Ford entered into the light truck diesel market in the early 80's with their Navistar 6.9L and 7.3L IDI naturally aspirated V8 engines which were a huge success for Ford. In 1994 they released the 210 hp Navistar 7.3L Power Stroke engine. Navistar utilized an advanced Hydraulically Activated, Electronically Controlled Unit Injector, or "HEUI" for short. Although this unique fuel system seemed years ahead of it's time, it had already been proven in the heavy truck market by the time Ford got their hands on it. In 1999, the 7.3L received an intercooler and changes were made to the turbo and injectors. In 2001, we saw power increase to 250-275 hp. The first major modifications to the Ford Power Stroke were made in 2003 with the arrival of the 325 hp 6.0L Power Stroke, and the 7.3L was officially discontinued in 2004. A Variable Geometry Turbocharger (VGT), Exhaust Gas Recirculation (EGR) and Overhead Valves (OHV) were utilized on the new 6.0L to keep up with emissions demands. 2008 saw the arrival of the 350 hp 6.4L Twin-Turbo Common Rail engine. Advanced emissions make it one of the cleanest running diesel engines ever produced, but owners still report poor fuel mileage. In 2011 Ford introduced the 6.7L "Scorpion" which is the first Power Stroke engine to utilize the Bosch Common Rail injection system.
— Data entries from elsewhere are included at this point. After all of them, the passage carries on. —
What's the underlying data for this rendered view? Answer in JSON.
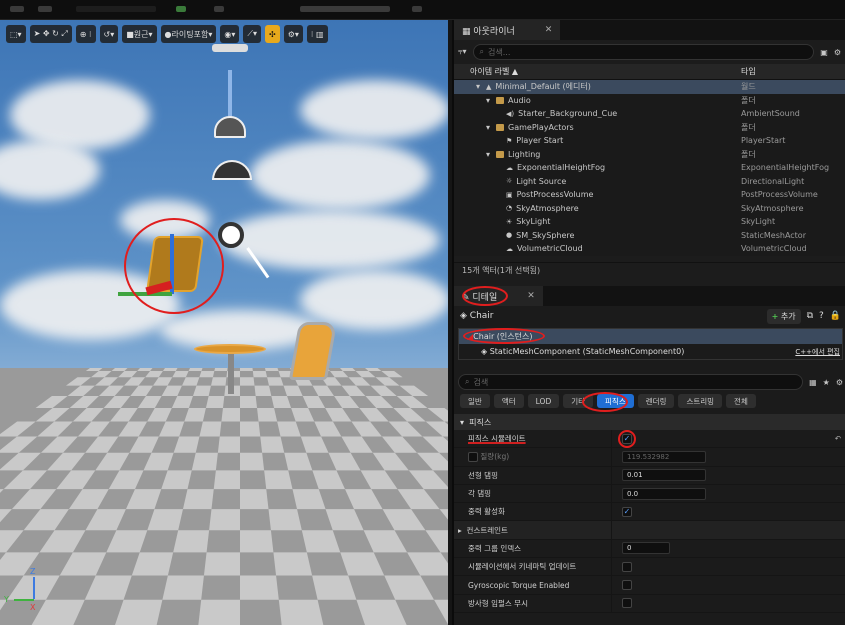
{
  "viewport": {
    "toolbar": [
      "원근",
      "라이팅포함"
    ],
    "axis": {
      "z": "Z",
      "x": "X",
      "y": "Y"
    }
  },
  "outliner": {
    "tab": "아웃라이너",
    "search_placeholder": "검색...",
    "col_label": "아이템 라벨 ▲",
    "col_type": "타입",
    "rows": [
      {
        "label": "Minimal_Default (에디터)",
        "type": "월드"
      },
      {
        "label": "Audio",
        "type": "폴더"
      },
      {
        "label": "Starter_Background_Cue",
        "type": "AmbientSound"
      },
      {
        "label": "GamePlayActors",
        "type": "폴더"
      },
      {
        "label": "Player Start",
        "type": "PlayerStart"
      },
      {
        "label": "Lighting",
        "type": "폴더"
      },
      {
        "label": "ExponentialHeightFog",
        "type": "ExponentialHeightFog"
      },
      {
        "label": "Light Source",
        "type": "DirectionalLight"
      },
      {
        "label": "PostProcessVolume",
        "type": "PostProcessVolume"
      },
      {
        "label": "SkyAtmosphere",
        "type": "SkyAtmosphere"
      },
      {
        "label": "SkyLight",
        "type": "SkyLight"
      },
      {
        "label": "SM_SkySphere",
        "type": "StaticMeshActor"
      },
      {
        "label": "VolumetricCloud",
        "type": "VolumetricCloud"
      }
    ],
    "status": "15개 액터(1개 선택됨)"
  },
  "details": {
    "tab": "디테일",
    "actor": "Chair",
    "add_label": "추가",
    "instance": "Chair (인스턴스)",
    "component": "StaticMeshComponent (StaticMeshComponent0)",
    "component_link": "C++에서 편집",
    "search_placeholder": "검색",
    "filters": [
      "일반",
      "액터",
      "LOD",
      "기타",
      "피직스",
      "렌더링",
      "스트리밍",
      "전체"
    ],
    "section": "피직스",
    "props": {
      "simulate": "피직스 시뮬레이트",
      "mass_label": "질량(kg)",
      "mass_value": "119.532982",
      "linear_label": "선형 댐핑",
      "linear_value": "0.01",
      "angular_label": "각 댐핑",
      "angular_value": "0.0",
      "gravity_label": "중력 활성화",
      "constraints": "컨스트레인트",
      "ignore_group_label": "중력 그룹 인덱스",
      "ignore_group_value": "0",
      "kinematic_label": "시뮬레이션에서 키네마틱 업데이트",
      "gyro_label": "Gyroscopic Torque Enabled",
      "radial_label": "방사형 임펄스 무시"
    }
  }
}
Power Stroke is a line of diesel engines found in Ford Diesel trucks, Ford Excursion SUVs, Ford Econoline vans, Ford LCF commercial vehicles and the Brazilian Ford Ranger. The V8 engines were produced by Navistar International Corp. until 2010 when Ford decided to build their diesel engine completely in-house. The Power Stroke engines compete primarily in the United States full-size pickup truck market with the Duramax V8 from General Motors/Isuzu and the B series straight 6 from Cummins.